Research Roundup: SNAP; HSAs; Medicaid and Billing
Each week, KHN compiles a selection of recently released health policy studies and briefs.
How Far Do SNAP Benefits Fall Short Of Covering The Cost Of A Meal?
The Supplemental Nutrition Assistance Program (SNAP) aims to reduce hunger and food insecurity by supplementing the purchasing power of low-income families. This analysis explores the adequacy of SNAP benefits by comparing the maximum SNAP benefit per meal with the average cost of a low-cost meal in the U.S., adjusting for geographic variations in food prices across counties in the 48 contiguous states and Washington, DC. We find that average cost of a low-income meal is $2.36, 27 percent higher than the SNAP maximum benefit per meal of $1.86, which takes into account the maximum benefit available to households of varying sizes. The SNAP per meal benefit does not cover the cost of a low-income meal in 99 percent of US continental counties and the District of Columbia. (Waxman, Gundersen and Thompson, 2/21)
Employee Benefits Research Institute:
Has Enrollment In HSA-Eligible Health Plans Stalled?

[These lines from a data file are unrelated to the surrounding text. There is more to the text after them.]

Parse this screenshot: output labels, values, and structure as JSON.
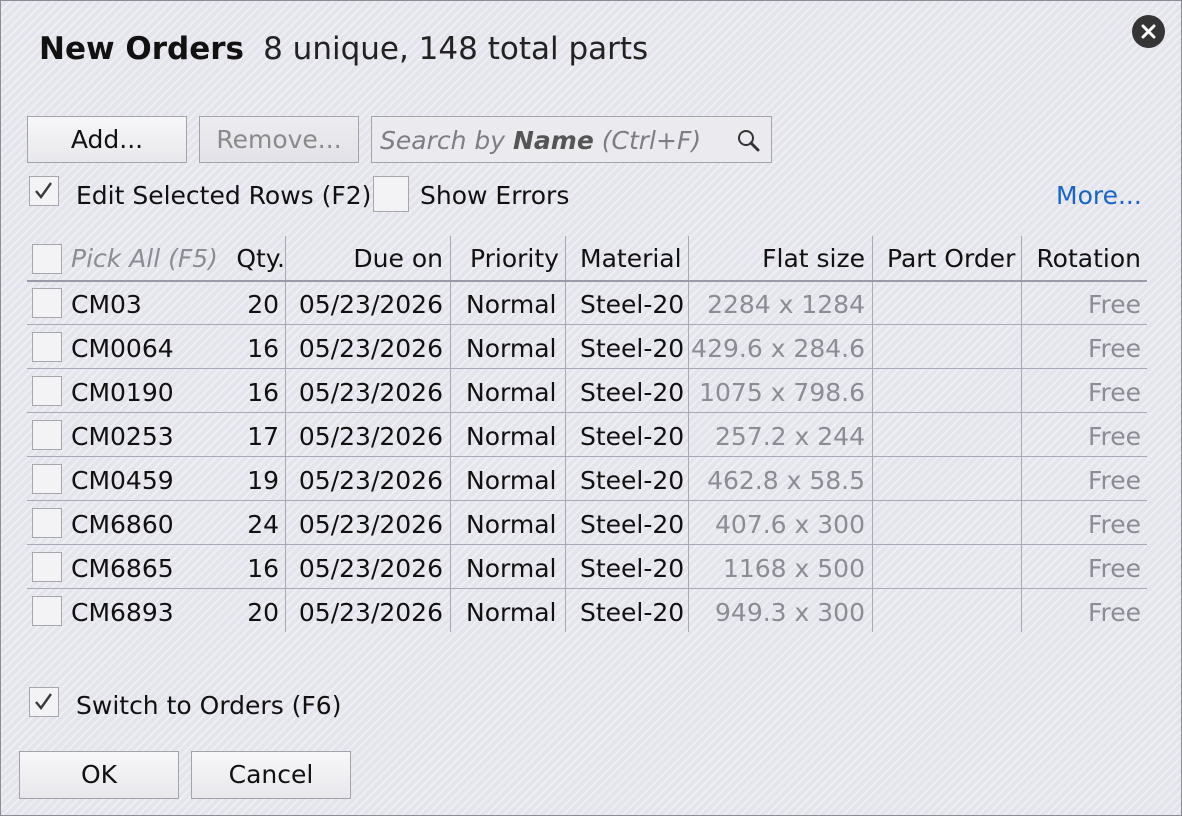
{
  "dialog": {
    "title": "New Orders",
    "subtitle": "8 unique, 148 total parts"
  },
  "toolbar": {
    "add_label": "Add...",
    "remove_label": "Remove...",
    "search_prefix": "Search by ",
    "search_bold": "Name",
    "search_suffix": " (Ctrl+F)",
    "edit_selected_label": "Edit Selected Rows (F2)",
    "edit_selected_checked": true,
    "show_errors_label": "Show Errors",
    "show_errors_checked": false,
    "more_label": "More..."
  },
  "table": {
    "headers": {
      "pick_all": "Pick All (F5)",
      "qty": "Qty.",
      "due": "Due on",
      "priority": "Priority",
      "material": "Material",
      "flat_size": "Flat size",
      "part_order": "Part Order",
      "rotation": "Rotation"
    },
    "rows": [
      {
        "name": "CM03",
        "qty": "20",
        "due": "05/23/2026",
        "priority": "Normal",
        "material": "Steel-20",
        "flat_size": "2284 x 1284",
        "part_order": "",
        "rotation": "Free"
      },
      {
        "name": "CM0064",
        "qty": "16",
        "due": "05/23/2026",
        "priority": "Normal",
        "material": "Steel-20",
        "flat_size": "429.6 x 284.6",
        "part_order": "",
        "rotation": "Free"
      },
      {
        "name": "CM0190",
        "qty": "16",
        "due": "05/23/2026",
        "priority": "Normal",
        "material": "Steel-20",
        "flat_size": "1075 x 798.6",
        "part_order": "",
        "rotation": "Free"
      },
      {
        "name": "CM0253",
        "qty": "17",
        "due": "05/23/2026",
        "priority": "Normal",
        "material": "Steel-20",
        "flat_size": "257.2 x 244",
        "part_order": "",
        "rotation": "Free"
      },
      {
        "name": "CM0459",
        "qty": "19",
        "due": "05/23/2026",
        "priority": "Normal",
        "material": "Steel-20",
        "flat_size": "462.8 x 58.5",
        "part_order": "",
        "rotation": "Free"
      },
      {
        "name": "CM6860",
        "qty": "24",
        "due": "05/23/2026",
        "priority": "Normal",
        "material": "Steel-20",
        "flat_size": "407.6 x 300",
        "part_order": "",
        "rotation": "Free"
      },
      {
        "name": "CM6865",
        "qty": "16",
        "due": "05/23/2026",
        "priority": "Normal",
        "material": "Steel-20",
        "flat_size": "1168 x 500",
        "part_order": "",
        "rotation": "Free"
      },
      {
        "name": "CM6893",
        "qty": "20",
        "due": "05/23/2026",
        "priority": "Normal",
        "material": "Steel-20",
        "flat_size": "949.3 x 300",
        "part_order": "",
        "rotation": "Free"
      }
    ]
  },
  "footer": {
    "switch_label": "Switch to Orders (F6)",
    "switch_checked": true,
    "ok_label": "OK",
    "cancel_label": "Cancel"
  },
  "colors": {
    "link": "#1a64c6",
    "muted_text": "#8c8c94",
    "close_button": "#353535"
  },
  "icons": {
    "close": "close-icon",
    "search": "search-icon",
    "check": "checkmark-icon"
  }
}
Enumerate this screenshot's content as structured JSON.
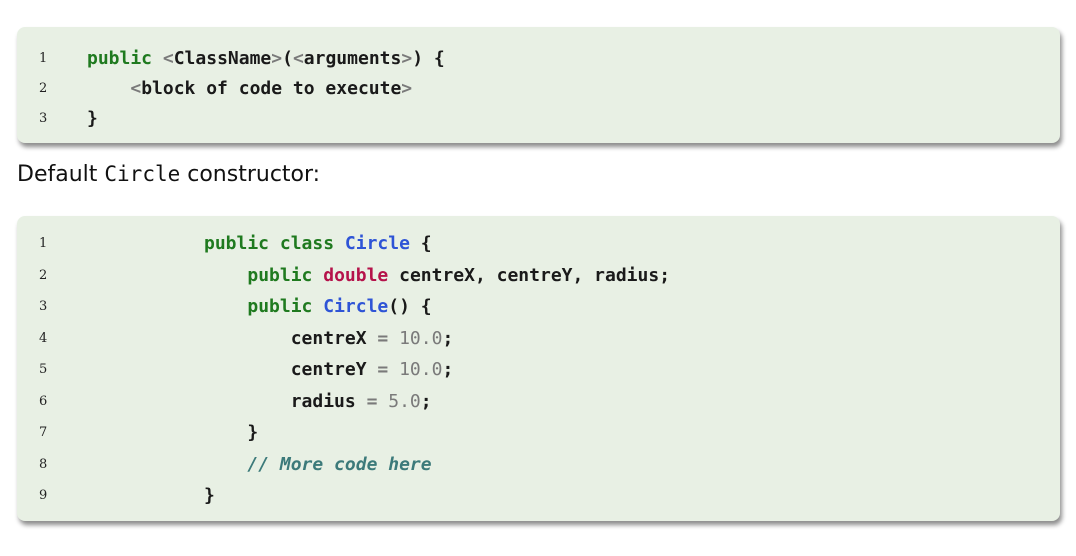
{
  "template_block": {
    "lines": [
      {
        "num": "1",
        "indent": "",
        "parts": [
          {
            "t": "public",
            "c": "kw"
          },
          {
            "t": " ",
            "c": ""
          },
          {
            "t": "<",
            "c": "op"
          },
          {
            "t": "ClassName",
            "c": ""
          },
          {
            "t": ">",
            "c": "op"
          },
          {
            "t": "(",
            "c": ""
          },
          {
            "t": "<",
            "c": "op"
          },
          {
            "t": "arguments",
            "c": ""
          },
          {
            "t": ">",
            "c": "op"
          },
          {
            "t": ") {",
            "c": ""
          }
        ]
      },
      {
        "num": "2",
        "indent": "    ",
        "parts": [
          {
            "t": "<",
            "c": "op"
          },
          {
            "t": "block of code to execute",
            "c": ""
          },
          {
            "t": ">",
            "c": "op"
          }
        ]
      },
      {
        "num": "3",
        "indent": "",
        "parts": [
          {
            "t": "}",
            "c": ""
          }
        ]
      }
    ]
  },
  "caption": {
    "prefix": "Default ",
    "code": "Circle",
    "suffix": " constructor:"
  },
  "circle_block": {
    "lines": [
      {
        "num": "1",
        "indent": "",
        "parts": [
          {
            "t": "public",
            "c": "kw"
          },
          {
            "t": " ",
            "c": ""
          },
          {
            "t": "class",
            "c": "kw"
          },
          {
            "t": " ",
            "c": ""
          },
          {
            "t": "Circle",
            "c": "cls"
          },
          {
            "t": " {",
            "c": ""
          }
        ]
      },
      {
        "num": "2",
        "indent": "    ",
        "parts": [
          {
            "t": "public",
            "c": "kw"
          },
          {
            "t": " ",
            "c": ""
          },
          {
            "t": "double",
            "c": "ty"
          },
          {
            "t": " centreX, centreY, radius;",
            "c": ""
          }
        ]
      },
      {
        "num": "3",
        "indent": "    ",
        "parts": [
          {
            "t": "public",
            "c": "kw"
          },
          {
            "t": " ",
            "c": ""
          },
          {
            "t": "Circle",
            "c": "cls"
          },
          {
            "t": "() {",
            "c": ""
          }
        ]
      },
      {
        "num": "4",
        "indent": "        ",
        "parts": [
          {
            "t": "centreX",
            "c": ""
          },
          {
            "t": " = ",
            "c": "op"
          },
          {
            "t": "10.0",
            "c": "num"
          },
          {
            "t": ";",
            "c": ""
          }
        ]
      },
      {
        "num": "5",
        "indent": "        ",
        "parts": [
          {
            "t": "centreY",
            "c": ""
          },
          {
            "t": " = ",
            "c": "op"
          },
          {
            "t": "10.0",
            "c": "num"
          },
          {
            "t": ";",
            "c": ""
          }
        ]
      },
      {
        "num": "6",
        "indent": "        ",
        "parts": [
          {
            "t": "radius",
            "c": ""
          },
          {
            "t": " = ",
            "c": "op"
          },
          {
            "t": "5.0",
            "c": "num"
          },
          {
            "t": ";",
            "c": ""
          }
        ]
      },
      {
        "num": "7",
        "indent": "    ",
        "parts": [
          {
            "t": "}",
            "c": ""
          }
        ]
      },
      {
        "num": "8",
        "indent": "    ",
        "parts": [
          {
            "t": "// More code here",
            "c": "com"
          }
        ]
      },
      {
        "num": "9",
        "indent": "",
        "parts": [
          {
            "t": "}",
            "c": ""
          }
        ]
      }
    ]
  },
  "colors": {
    "code_background": "#e8f0e4",
    "keyword": "#1f7a1f",
    "type": "#b5124a",
    "class_name": "#2e54d6",
    "comment": "#3c7a7a",
    "literal": "#7a7a7a"
  }
}
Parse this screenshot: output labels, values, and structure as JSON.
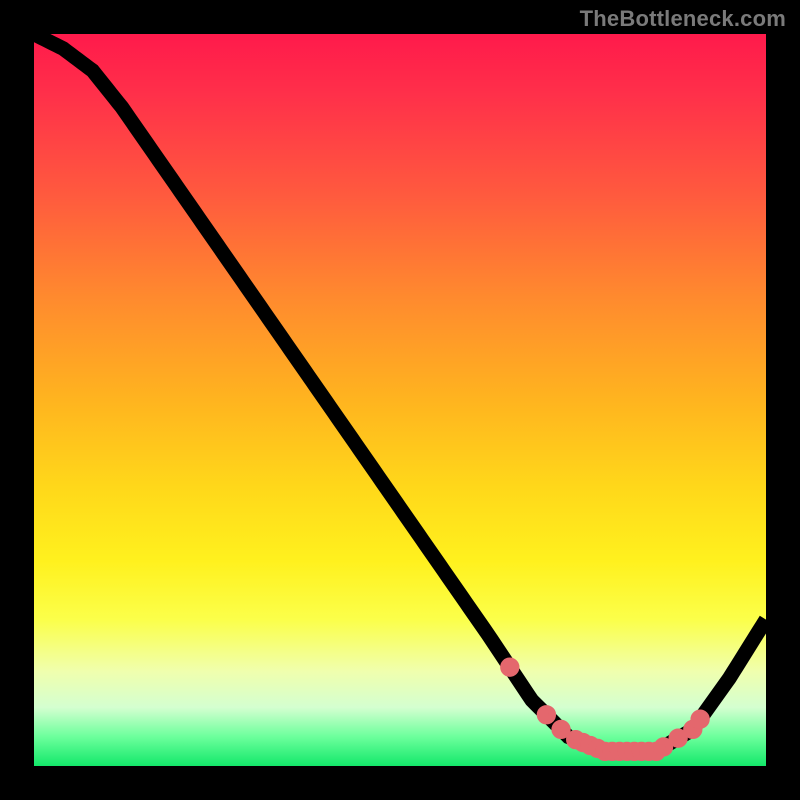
{
  "attribution": "TheBottleneck.com",
  "chart_data": {
    "type": "line",
    "title": "",
    "xlabel": "",
    "ylabel": "",
    "xlim": [
      0,
      100
    ],
    "ylim": [
      0,
      100
    ],
    "curve": [
      {
        "x": 0,
        "y": 100
      },
      {
        "x": 4,
        "y": 98
      },
      {
        "x": 8,
        "y": 95
      },
      {
        "x": 12,
        "y": 90
      },
      {
        "x": 62,
        "y": 18
      },
      {
        "x": 68,
        "y": 9
      },
      {
        "x": 73,
        "y": 4
      },
      {
        "x": 78,
        "y": 2
      },
      {
        "x": 85,
        "y": 2
      },
      {
        "x": 90,
        "y": 5
      },
      {
        "x": 95,
        "y": 12
      },
      {
        "x": 100,
        "y": 20
      }
    ],
    "markers_x": [
      65,
      70,
      72,
      74,
      75,
      76,
      77,
      78,
      79,
      80,
      81,
      82,
      83,
      84,
      85,
      86,
      88,
      90,
      91
    ],
    "marker_radius": 6,
    "gradient_stops": [
      {
        "pos": 0,
        "color": "#ff1a4b"
      },
      {
        "pos": 50,
        "color": "#ffd81a"
      },
      {
        "pos": 100,
        "color": "#13e86a"
      }
    ]
  }
}
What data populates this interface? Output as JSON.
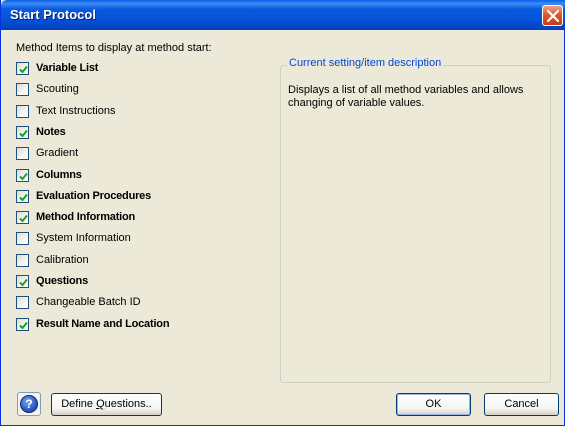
{
  "window": {
    "title": "Start Protocol"
  },
  "group_label": "Method Items to display at method start:",
  "items": [
    {
      "label": "Variable List",
      "checked": true
    },
    {
      "label": "Scouting",
      "checked": false
    },
    {
      "label": "Text Instructions",
      "checked": false
    },
    {
      "label": "Notes",
      "checked": true
    },
    {
      "label": "Gradient",
      "checked": false
    },
    {
      "label": "Columns",
      "checked": true
    },
    {
      "label": "Evaluation Procedures",
      "checked": true
    },
    {
      "label": "Method Information",
      "checked": true
    },
    {
      "label": "System Information",
      "checked": false
    },
    {
      "label": "Calibration",
      "checked": false
    },
    {
      "label": "Questions",
      "checked": true
    },
    {
      "label": "Changeable Batch ID",
      "checked": false
    },
    {
      "label": "Result Name and Location",
      "checked": true
    }
  ],
  "description": {
    "legend": "Current setting/item description",
    "text": "Displays a list of all method variables and allows changing of variable values."
  },
  "buttons": {
    "help": "?",
    "define_questions": "Define Questions..",
    "ok": "OK",
    "cancel": "Cancel"
  },
  "colors": {
    "titlebar": "#0554d9",
    "legend_text": "#0046d5",
    "checkmark": "#21a121",
    "dialog_bg": "#ece9d8"
  }
}
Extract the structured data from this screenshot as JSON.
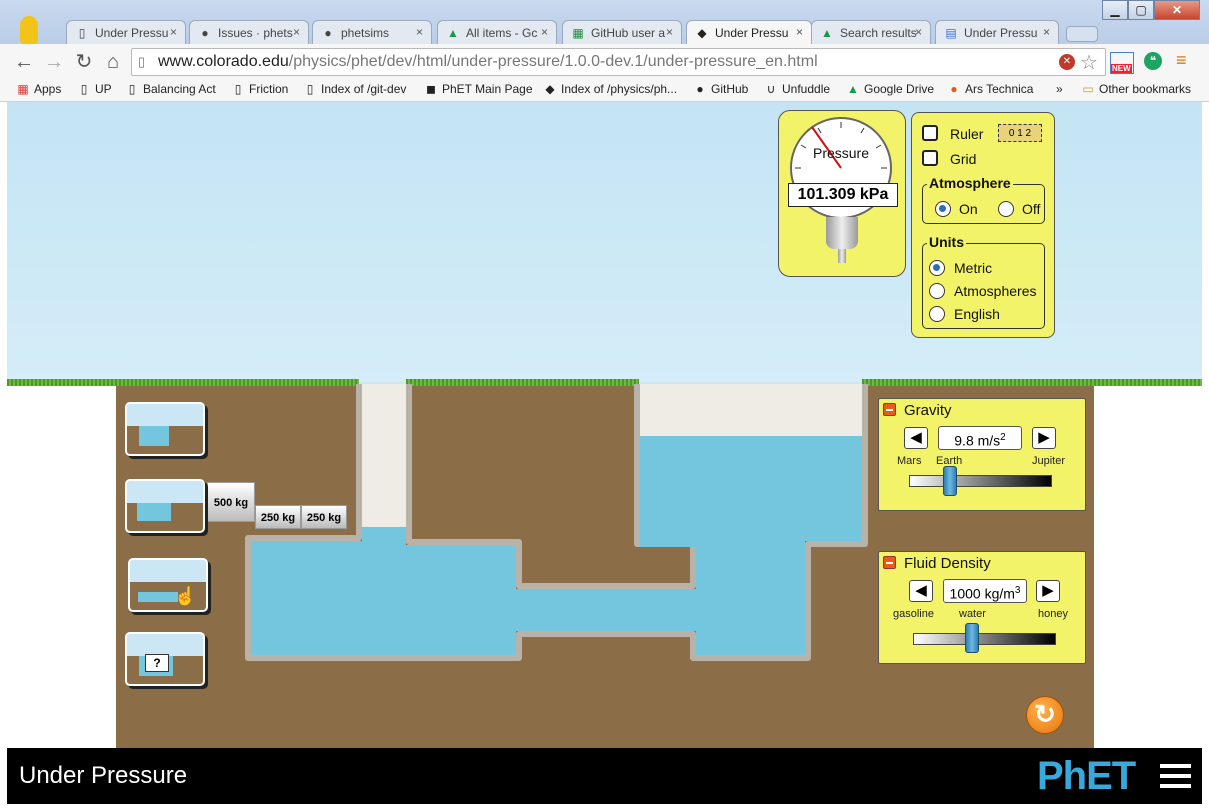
{
  "browser": {
    "tabs": [
      {
        "label": "Under Pressu",
        "icon": "page-icon"
      },
      {
        "label": "Issues · phets",
        "icon": "github-icon"
      },
      {
        "label": "phetsims",
        "icon": "github-icon"
      },
      {
        "label": "All items - Gc",
        "icon": "drive-icon"
      },
      {
        "label": "GitHub user a",
        "icon": "sheets-icon"
      },
      {
        "label": "Under Pressu",
        "icon": "cu-icon"
      },
      {
        "label": "Search results",
        "icon": "drive-icon"
      },
      {
        "label": "Under Pressu",
        "icon": "docs-icon"
      }
    ],
    "close_glyph": "×",
    "url_host": "www.colorado.edu",
    "url_path": "/physics/phet/dev/html/under-pressure/1.0.0-dev.1/under-pressure_en.html",
    "bookmarks": [
      "Apps",
      "UP",
      "Balancing Act",
      "Friction",
      "Index of /git-dev",
      "PhET Main Page",
      "Index of /physics/ph...",
      "GitHub",
      "Unfuddle",
      "Google Drive",
      "Ars Technica"
    ],
    "bookmarks_overflow": "»",
    "other_bookmarks": "Other bookmarks",
    "new_badge": "NEW"
  },
  "sim": {
    "title": "Under Pressure",
    "logo": "PhET",
    "gauge": {
      "label": "Pressure",
      "value": "101.309 kPa"
    },
    "controls": {
      "ruler_label": "Ruler",
      "ruler_icon_text": "0 1 2",
      "grid_label": "Grid",
      "ruler_checked": false,
      "grid_checked": false
    },
    "atmosphere": {
      "title": "Atmosphere",
      "on": "On",
      "off": "Off",
      "selected": "On"
    },
    "units": {
      "title": "Units",
      "options": [
        "Metric",
        "Atmospheres",
        "English"
      ],
      "selected": "Metric"
    },
    "gravity": {
      "title": "Gravity",
      "value": "9.8 m/s",
      "value_exp": "2",
      "left_label": "Mars",
      "mid_label": "Earth",
      "right_label": "Jupiter"
    },
    "density": {
      "title": "Fluid Density",
      "value": "1000 kg/m",
      "value_exp": "3",
      "left_label": "gasoline",
      "mid_label": "water",
      "right_label": "honey"
    },
    "masses": [
      "500 kg",
      "250 kg",
      "250 kg"
    ],
    "mystery_label": "?",
    "colors": {
      "sky": "#cbe6f4",
      "earth": "#8b6d47",
      "water": "#74c6df",
      "panel": "#f3f36a",
      "reset": "#f28c1c"
    }
  }
}
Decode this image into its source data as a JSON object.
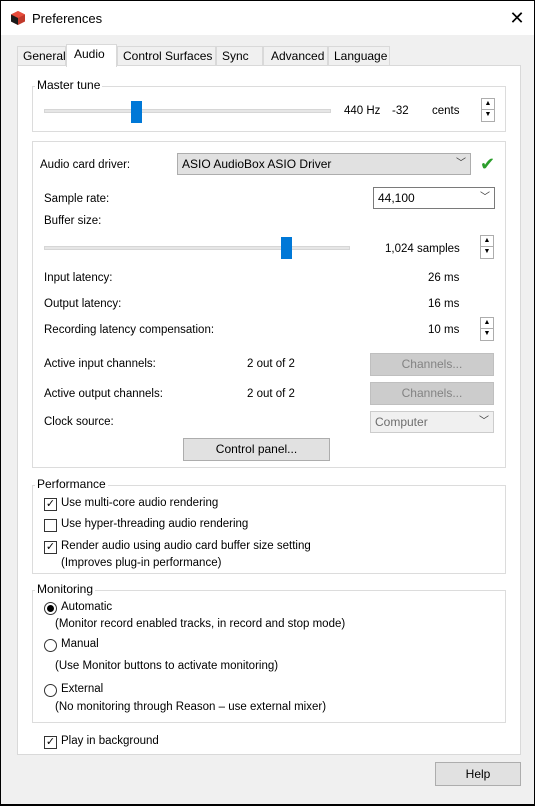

Both the number of health savings accounts (HSAs) and enrollment in HSA-eligible health plans have grown significantly since HSAs first became available in 2004. In 2017, enrollment estimates in HSA-eligible health plans vary considerably from 21.4 million to 33.7 million policyholders and their dependents. But there is one consistency between the enrollment estimates – most sources show that growth appears to have slowed in 2017, especially when looking at the market share of HSA-eligible health plan enrollment. This Issue Brief examines trends in enrollment in HSA-eligible health plans. It compares surveys of individuals, employers, and health plans. (Paul Fronstin, 2/16)
The Kaiser Family Foundation:
Snapshots Of Recent State Initiatives In Medicaid Prescription Drug Cost Control
The high cost of specialty drugs and certain classes of drugs, the rapid rise in generic drug prices from some manufacturers in 2015, and the price hikes of Mylan’s EpiPen in 2016, fueled concern among policymakers and the public about rising drug costs. However, reflecting system-wide trends, Medicaid drug spending growth slowed in 2016, though recent rates of prescription drug spending growth in Medicaid are still higher than other payers. Although drug spending constitutes only 6% of Medicaid total spending, the high cost of specialty drugs continues to be a concern among Medicaid policy directors looking to control future spending. (Young and Garfield, 2/21)
Costs Associated With Physician Billing And Insurance-Related Activities
In a time-driven activity-based costing study in a large academic health care system with a certified electronic health record system, the estimated costs of billing and insurance-related activities ranged from $20 for a primary care visit to $215 for an inpatient surgical procedure. Knowledge of how specific billing and insurance-related activities contribute to administrative costs may help inform policy solutions to reduce these expenses. (Tseng, Kaplan, Richman et al, 2/20)